We can’t and shouldn’t support mega cruise ships

The case was made before, mega cruise ships aren’t the answer to reviving tourism.  We simply can’t compete on volume and need to include the tax cruise ships place on our infrastructure when considering whether they are a net add to our tourism industry.

It is increasing becoming clear that we managed the problems caused by the influx of cruise ships by throwing money at the problem, money we did not have.  Our bus schedules were heavily reliant on lucrative overtime pay to maintain the chaos that includes thousands of tourists flooding our transit network.  Now that the funding has dried up and we’re forced to cut costs, the system is decending into chaos.

The evidence is mounting to support our warnings of a few years ago that the model does not work.  It is important to ask what impact cruise ships have and whether we should be in the volume tourism business or not.  Volume tourists means they pack our streets, pack our buses, pack our best beaches and strain our infrastructure and yet because they’re here on volume, they expect ‘discount’ to be included.

The tourist paying $600 a night to stay at a hotel gets second class treatment when our best beaches are packed, buses are full, taxies huddle around the cruise ships but are absent elsewhere and businesses cheapen their products trying to cater to discount.  We offer a poorer product which simply cannot compete with larger islands who can manage discounted volume tourism.  It damages our product and our reputation to trade for short term gains in visitor statistics for long term declines in visitor spending.  Thus we reiterate our calls to go for quality over quantity and focus on providing the best product, not the cheapest.

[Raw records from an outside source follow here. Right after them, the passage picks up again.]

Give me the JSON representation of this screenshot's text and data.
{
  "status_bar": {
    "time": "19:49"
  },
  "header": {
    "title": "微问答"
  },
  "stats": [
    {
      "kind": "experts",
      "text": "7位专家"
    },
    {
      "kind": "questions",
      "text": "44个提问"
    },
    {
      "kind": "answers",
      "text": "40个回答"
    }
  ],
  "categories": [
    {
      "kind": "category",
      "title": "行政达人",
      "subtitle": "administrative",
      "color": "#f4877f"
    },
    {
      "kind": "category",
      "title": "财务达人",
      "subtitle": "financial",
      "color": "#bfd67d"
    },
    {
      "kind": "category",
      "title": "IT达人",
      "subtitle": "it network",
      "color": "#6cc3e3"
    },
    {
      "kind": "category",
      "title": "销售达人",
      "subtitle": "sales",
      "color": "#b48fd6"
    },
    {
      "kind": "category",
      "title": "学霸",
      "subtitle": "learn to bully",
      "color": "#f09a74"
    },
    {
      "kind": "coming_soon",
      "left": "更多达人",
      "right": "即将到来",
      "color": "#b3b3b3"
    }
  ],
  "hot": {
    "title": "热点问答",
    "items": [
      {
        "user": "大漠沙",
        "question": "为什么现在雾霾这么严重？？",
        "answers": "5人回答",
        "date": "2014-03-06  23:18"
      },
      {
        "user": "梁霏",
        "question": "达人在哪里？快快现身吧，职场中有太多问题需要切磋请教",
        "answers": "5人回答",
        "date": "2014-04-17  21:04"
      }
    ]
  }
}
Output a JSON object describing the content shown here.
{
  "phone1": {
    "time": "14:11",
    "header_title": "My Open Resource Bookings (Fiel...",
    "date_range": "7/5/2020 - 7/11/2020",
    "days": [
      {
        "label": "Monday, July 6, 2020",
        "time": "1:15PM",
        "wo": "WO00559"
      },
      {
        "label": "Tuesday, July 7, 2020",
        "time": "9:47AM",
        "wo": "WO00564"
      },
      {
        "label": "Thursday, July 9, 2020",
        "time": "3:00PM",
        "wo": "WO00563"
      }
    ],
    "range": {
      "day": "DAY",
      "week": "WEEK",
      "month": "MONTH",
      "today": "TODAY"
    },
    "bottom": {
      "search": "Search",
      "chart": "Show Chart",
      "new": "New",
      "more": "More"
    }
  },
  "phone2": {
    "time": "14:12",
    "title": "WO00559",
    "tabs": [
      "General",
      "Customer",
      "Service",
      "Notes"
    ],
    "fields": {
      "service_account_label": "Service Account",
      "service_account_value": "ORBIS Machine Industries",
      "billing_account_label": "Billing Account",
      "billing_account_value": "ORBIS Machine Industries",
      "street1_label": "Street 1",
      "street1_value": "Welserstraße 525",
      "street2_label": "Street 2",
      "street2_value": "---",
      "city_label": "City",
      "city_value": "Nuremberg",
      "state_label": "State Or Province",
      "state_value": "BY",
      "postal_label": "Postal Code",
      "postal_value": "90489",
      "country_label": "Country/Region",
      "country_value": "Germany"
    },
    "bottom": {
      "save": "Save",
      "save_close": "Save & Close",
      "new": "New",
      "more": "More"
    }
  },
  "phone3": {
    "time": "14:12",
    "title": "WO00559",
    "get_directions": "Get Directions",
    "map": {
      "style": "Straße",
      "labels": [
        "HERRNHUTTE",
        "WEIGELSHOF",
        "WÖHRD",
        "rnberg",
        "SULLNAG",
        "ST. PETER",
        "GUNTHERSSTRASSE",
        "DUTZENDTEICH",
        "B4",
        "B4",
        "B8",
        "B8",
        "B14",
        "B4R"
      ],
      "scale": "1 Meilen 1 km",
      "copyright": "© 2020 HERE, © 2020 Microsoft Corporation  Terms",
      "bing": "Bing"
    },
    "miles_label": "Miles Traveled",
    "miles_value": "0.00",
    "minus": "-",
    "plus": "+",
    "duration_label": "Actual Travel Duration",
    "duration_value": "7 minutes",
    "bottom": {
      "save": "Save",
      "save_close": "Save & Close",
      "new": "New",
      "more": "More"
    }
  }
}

See only what I want you to see

Our latest example of spin comes from today’s paper where Senator Dunkley of the United Bermuda Party where he highlights the incredible drop in visitor spending from 2007 to 2009.  Mr. Dunkley is indeed correct in his analysis however one could be forgiven for questioning why he compares against only the last two years?  Indeed, looking back to 2001 through 2006 tells a different story than the picture he paints.  That doesn’t lend itself to his argument now does it?  When tourism was on its way up, the incumbent could do little less than to spin numbers in every way possible to accentuate the job they were doing, conversely now that tourism is on its way down the opposition is taking the opportunity to spin things the other way.  Politicians.

Looking at tourism numbers there is no denying that we’ve seen significant declines since 2007 highs.  Analyzing since 2007 however doesn’t paint a complete picture.

Let’s take a look at an old chart we put together back in 2007.

Admittedly numbers are only presented for the first 3 quarters however a comparison of 2009’s $276 million vs. 2007’s $414 million in visitor expenditure paints a rather incomplete picture.  Noting the above chart we can see annual tourism expenditures and how Bermuda had a pretty poor few years from 2001-2004.   Is it not a bit ingenious disingenuous to leave such years out of your analysis and simply compare against the best recent year while leaving out the details for the previous few?  Though of course, doing so would lessen the dramatic effect now wouldn’t it?